FORT JACKSON, S.C. -- Five Fort Jackson police officers made history last week by becoming the first certified mountain bike police officers on post.

The Directorate of Emergency Services partnered with the Columbia and Palmetto Health police departments to host a Mountain Bike Training Certification Course for a group of 10 police officers. After the weeklong training that included how to maintain a bike, nutrition classes and riding more than 60 miles, the police officers who participated are "Class A Certified" mountain bike police officers through the Law Enforcement Bicycle Association.

"I thought the training was very good overall. l loved the stress part of it and I think we should do it more often," said Cpl. Raymond Meals, Fort Jackson police officer.

The training took the police officers through unfamiliar terrain.

"These guys had to do a 26-mile bike ride in one day through rugged terrain, rocks, mud and water, soft sand, the heat, the elements of the weather," said Sgt. Daniel Wesley, who is a certified mountain bike police officer with the Columbia Police Department and was one of the instructors of the course.

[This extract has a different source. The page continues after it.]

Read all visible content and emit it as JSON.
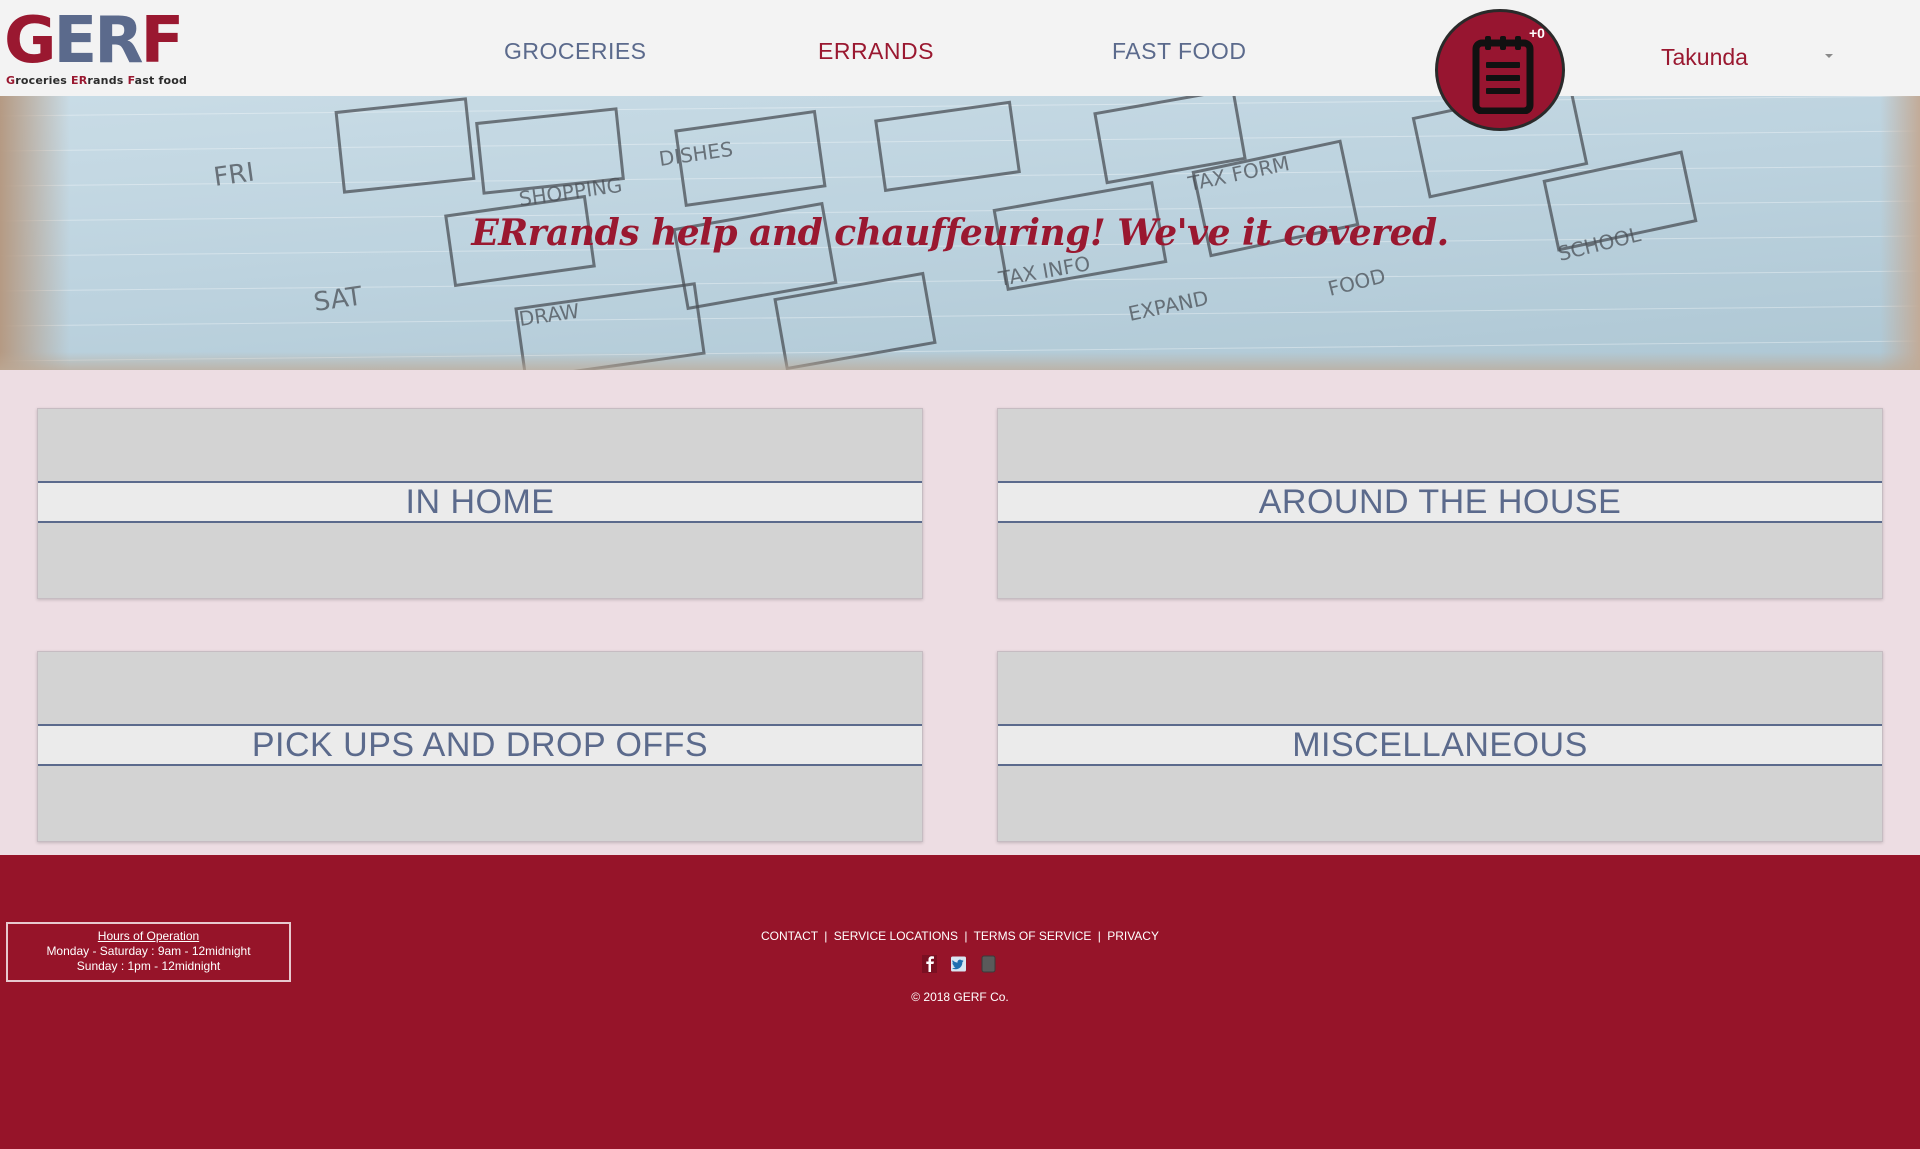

LEBA requires an officer to complete four consecutive days of mountain bike training covering various topics to receive the certification.

"What this (training) is going to do is get our officers out in the community. This helps our people become more comfortable with police officers in the community," said Capt. Fred Paxton, Fort Jackson police supervisor.

"It's always very important to have that community contact. We've lost an element (mountain bike officers) during that time of post-Sept. 11, when law enforcement took a big shift and moved into a more technological range because of the type of threat that may have been out that time," said Jennifer Jutkofsky, Columbia police officer and LEBA instructor.

"Using technology is an absolute must in this profession because we must keep up with everyone else out there, but the factor that we cannot lose is the element of the officer being out of the car and being able to have community contact, which a vehicle does not allow," she said.

She said officers on mountain bikes also give police departments the opportunity to achieve a tactical dynamic that cannot be attained in a vehicle. The Fort Jackson mountain bike police officers are expected to be used in the housing areas and other places where cars are unable to pursue a suspect, Paxton said.

"We want to be a positive, approachable role model for the kids," Meals said.

Page last updated Fri June 29th, 2012 at 10:14